[Dataset items]
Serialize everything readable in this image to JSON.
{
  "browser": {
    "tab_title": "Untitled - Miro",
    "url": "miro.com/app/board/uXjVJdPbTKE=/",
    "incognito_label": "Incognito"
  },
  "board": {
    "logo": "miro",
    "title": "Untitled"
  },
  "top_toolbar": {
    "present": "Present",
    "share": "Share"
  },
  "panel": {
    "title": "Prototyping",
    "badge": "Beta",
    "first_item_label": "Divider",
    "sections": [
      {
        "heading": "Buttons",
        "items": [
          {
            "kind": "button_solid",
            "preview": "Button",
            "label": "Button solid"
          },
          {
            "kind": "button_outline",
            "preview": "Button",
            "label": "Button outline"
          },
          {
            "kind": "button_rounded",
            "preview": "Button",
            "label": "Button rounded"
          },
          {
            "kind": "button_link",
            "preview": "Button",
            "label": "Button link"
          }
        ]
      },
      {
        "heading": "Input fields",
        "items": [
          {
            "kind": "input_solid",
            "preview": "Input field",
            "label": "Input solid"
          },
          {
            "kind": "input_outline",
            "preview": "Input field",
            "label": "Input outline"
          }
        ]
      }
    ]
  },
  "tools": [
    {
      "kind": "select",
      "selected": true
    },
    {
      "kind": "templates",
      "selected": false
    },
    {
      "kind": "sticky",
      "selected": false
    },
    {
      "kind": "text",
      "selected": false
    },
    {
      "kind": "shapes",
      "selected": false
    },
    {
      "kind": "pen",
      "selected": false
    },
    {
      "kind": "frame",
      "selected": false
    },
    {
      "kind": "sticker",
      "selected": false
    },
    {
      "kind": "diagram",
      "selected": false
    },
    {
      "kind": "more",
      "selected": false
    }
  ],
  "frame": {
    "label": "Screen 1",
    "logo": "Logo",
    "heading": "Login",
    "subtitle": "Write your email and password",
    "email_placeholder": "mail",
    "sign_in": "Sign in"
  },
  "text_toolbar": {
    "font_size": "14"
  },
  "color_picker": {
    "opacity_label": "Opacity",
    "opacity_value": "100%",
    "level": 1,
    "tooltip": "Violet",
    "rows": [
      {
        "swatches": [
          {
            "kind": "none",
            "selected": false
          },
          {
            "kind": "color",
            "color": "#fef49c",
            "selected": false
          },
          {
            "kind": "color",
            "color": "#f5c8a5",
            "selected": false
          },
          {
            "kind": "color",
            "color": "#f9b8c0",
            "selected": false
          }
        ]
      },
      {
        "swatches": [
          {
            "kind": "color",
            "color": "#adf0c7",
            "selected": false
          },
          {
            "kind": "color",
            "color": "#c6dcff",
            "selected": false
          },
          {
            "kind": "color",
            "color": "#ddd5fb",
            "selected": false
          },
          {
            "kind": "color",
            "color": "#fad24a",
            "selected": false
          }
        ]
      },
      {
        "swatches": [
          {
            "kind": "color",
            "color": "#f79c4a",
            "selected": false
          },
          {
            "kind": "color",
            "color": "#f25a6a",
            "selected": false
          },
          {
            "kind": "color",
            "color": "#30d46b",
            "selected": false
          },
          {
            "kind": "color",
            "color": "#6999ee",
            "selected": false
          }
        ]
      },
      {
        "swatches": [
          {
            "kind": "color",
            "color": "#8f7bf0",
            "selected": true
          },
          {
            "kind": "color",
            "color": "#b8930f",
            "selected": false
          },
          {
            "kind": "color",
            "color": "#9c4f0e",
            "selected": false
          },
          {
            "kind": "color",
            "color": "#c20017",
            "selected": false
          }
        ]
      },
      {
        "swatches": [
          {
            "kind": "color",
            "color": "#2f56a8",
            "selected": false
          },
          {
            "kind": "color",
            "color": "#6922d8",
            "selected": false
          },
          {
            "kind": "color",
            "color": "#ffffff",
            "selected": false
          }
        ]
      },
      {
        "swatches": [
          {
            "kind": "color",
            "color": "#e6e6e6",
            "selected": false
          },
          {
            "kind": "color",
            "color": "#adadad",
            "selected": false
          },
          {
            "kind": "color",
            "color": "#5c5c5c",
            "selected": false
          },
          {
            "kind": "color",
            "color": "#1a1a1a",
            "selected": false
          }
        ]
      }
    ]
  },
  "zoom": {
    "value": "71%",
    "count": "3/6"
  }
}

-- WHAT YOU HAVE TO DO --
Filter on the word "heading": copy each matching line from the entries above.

-- ANSWER BOX --
        "heading": "Buttons",
        "heading": "Input fields",
    "heading": "Login",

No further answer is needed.